§ **Data provided**:

----

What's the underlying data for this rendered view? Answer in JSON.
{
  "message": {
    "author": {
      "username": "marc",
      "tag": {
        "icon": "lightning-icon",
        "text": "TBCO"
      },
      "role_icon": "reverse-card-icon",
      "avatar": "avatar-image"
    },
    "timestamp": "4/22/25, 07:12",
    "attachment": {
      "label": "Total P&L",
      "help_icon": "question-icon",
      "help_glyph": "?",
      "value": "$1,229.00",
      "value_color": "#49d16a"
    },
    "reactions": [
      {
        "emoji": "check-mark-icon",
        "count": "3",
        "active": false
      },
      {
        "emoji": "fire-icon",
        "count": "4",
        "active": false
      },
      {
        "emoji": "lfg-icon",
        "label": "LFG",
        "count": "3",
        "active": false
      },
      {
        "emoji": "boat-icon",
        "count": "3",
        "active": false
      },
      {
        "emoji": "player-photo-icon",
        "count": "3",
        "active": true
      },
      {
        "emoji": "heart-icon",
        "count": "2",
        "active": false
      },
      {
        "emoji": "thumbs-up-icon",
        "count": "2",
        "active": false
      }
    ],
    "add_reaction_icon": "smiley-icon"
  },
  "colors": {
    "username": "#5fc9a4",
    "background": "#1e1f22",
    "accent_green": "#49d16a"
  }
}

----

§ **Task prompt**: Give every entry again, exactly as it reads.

§ **Reply**:
What's the underlying data for this rendered view? Answer in JSON.
{
  "message": {
    "author": {
      "username": "marc",
      "tag": {
        "icon": "lightning-icon",
        "text": "TBCO"
      },
      "role_icon": "reverse-card-icon",
      "avatar": "avatar-image"
    },
    "timestamp": "4/22/25, 07:12",
    "attachment": {
      "label": "Total P&L",
      "help_icon": "question-icon",
      "help_glyph": "?",
      "value": "$1,229.00",
      "value_color": "#49d16a"
    },
    "reactions": [
      {
        "emoji": "check-mark-icon",
        "count": "3",
        "active": false
      },
      {
        "emoji": "fire-icon",
        "count": "4",
        "active": false
      },
      {
        "emoji": "lfg-icon",
        "label": "LFG",
        "count": "3",
        "active": false
      },
      {
        "emoji": "boat-icon",
        "count": "3",
        "active": false
      },
      {
        "emoji": "player-photo-icon",
        "count": "3",
        "active": true
      },
      {
        "emoji": "heart-icon",
        "count": "2",
        "active": false
      },
      {
        "emoji": "thumbs-up-icon",
        "count": "2",
        "active": false
      }
    ],
    "add_reaction_icon": "smiley-icon"
  },
  "colors": {
    "username": "#5fc9a4",
    "background": "#1e1f22",
    "accent_green": "#49d16a"
  }
}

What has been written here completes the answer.